Come September, all in-person workers for the VLA have to be vaccinated against COVID-19 — or face losing their jobs.
The VLA in Socorro County is a scientific center, devoted to studying the stars and space. It’s also a major employer.
Because so much work is conducted in close quarters, all who come through the buildings must be vaccinated, its bosses decided.
Dr. Tony Beasley, director of the National Radio Astronomy Observatory, said he is willing to slow an expansion planned at the VLA to make sure everyone is protected against the coronavirus.
This is the right call if the nation wants to crush the virus.
But it’s hard to do the right thing with a significant portion of the population refusing to be vaccinated.
Nevertheless, an employer can put the good of all above the wishes of a few holdouts. As Beasley said, employees who work closely together need to be confident they aren’t at risk of contracting a serious and potentially fatal disease.

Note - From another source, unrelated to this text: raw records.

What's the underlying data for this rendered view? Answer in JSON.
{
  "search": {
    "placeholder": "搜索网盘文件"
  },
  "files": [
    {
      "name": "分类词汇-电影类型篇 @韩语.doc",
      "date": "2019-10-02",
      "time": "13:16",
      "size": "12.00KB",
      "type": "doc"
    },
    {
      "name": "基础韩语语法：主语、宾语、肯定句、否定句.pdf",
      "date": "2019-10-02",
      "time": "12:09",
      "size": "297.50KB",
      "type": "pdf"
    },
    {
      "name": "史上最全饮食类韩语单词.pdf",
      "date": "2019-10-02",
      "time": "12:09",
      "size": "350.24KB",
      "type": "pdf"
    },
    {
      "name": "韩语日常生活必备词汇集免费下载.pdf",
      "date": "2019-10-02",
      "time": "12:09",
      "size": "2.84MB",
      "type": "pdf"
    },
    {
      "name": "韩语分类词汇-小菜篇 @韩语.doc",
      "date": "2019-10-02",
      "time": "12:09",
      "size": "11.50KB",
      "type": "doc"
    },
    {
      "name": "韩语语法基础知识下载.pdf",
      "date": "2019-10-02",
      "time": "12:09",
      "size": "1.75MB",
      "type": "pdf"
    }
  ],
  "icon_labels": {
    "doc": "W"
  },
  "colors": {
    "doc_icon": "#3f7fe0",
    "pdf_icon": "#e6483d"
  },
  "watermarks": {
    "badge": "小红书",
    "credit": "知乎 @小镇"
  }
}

The evidence is clear: Vaccinations work. And experts say the COVID-19 vaccine is the best bet to slow down the mutations and thus blunt the disease.
To move beyond the pandemic, it is crucial the nation focus on stopping the spread.

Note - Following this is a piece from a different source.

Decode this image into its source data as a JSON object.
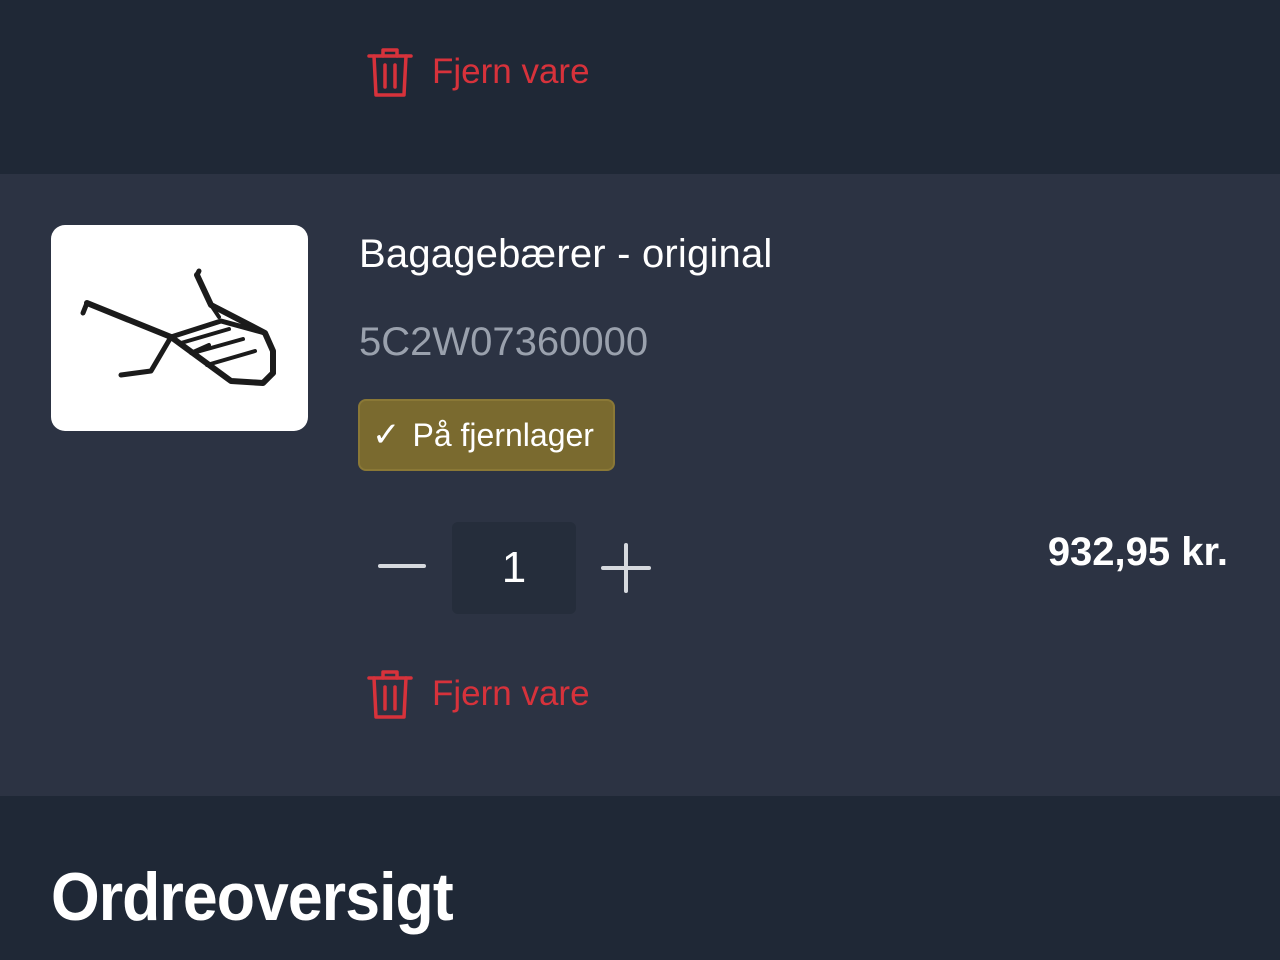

Naturally, Beasley’s decision is not popular with everyone, with a state representative calling for the VLA to reverse course. Rep. Gail Armstrong, R-Magdalena, believes people should not have to choose between unwanted vaccinations and their jobs.
Unfortunately, that’s not the only choice at play here. Those who refuse to be vaccinated, in effect, are choosing to allow the disease to spread.
In June, more than 9 in 10 Americans who died of COVID-19 were unvaccinated. Cases are rising in nearly half the states with low vaccination rates.
The VLA leadership has made the hard decision to put the welfare of many over the wishes of the few. Medical facilities across the country are doing the same, telling employees either to be vaccinated or lose their jobs. New Mexico hospitals, clinics and doctors’ office need to be transparent about whether all employees are vaccinated.
So do other big employers. The state of New Mexico does not have a policy of mandating vaccines for all employees, but it does require mask-wearing in common areas. The city of Santa Fe has no vaccination requirement and requires masks for anyone without a vaccine. The question, of course, is whether people will be honest about their vaccination status. Santa Fe County has figured out how to deal with the question of honesty — a mask mandate is in place for all unvaccinated employees. Don’t want to wear a mask? Bring in your vaccination card.
The Very Large Array policy is even more straightforward. Get the shot. You have a choice, but be prepared for the consequences. That’s how to beat a pandemic.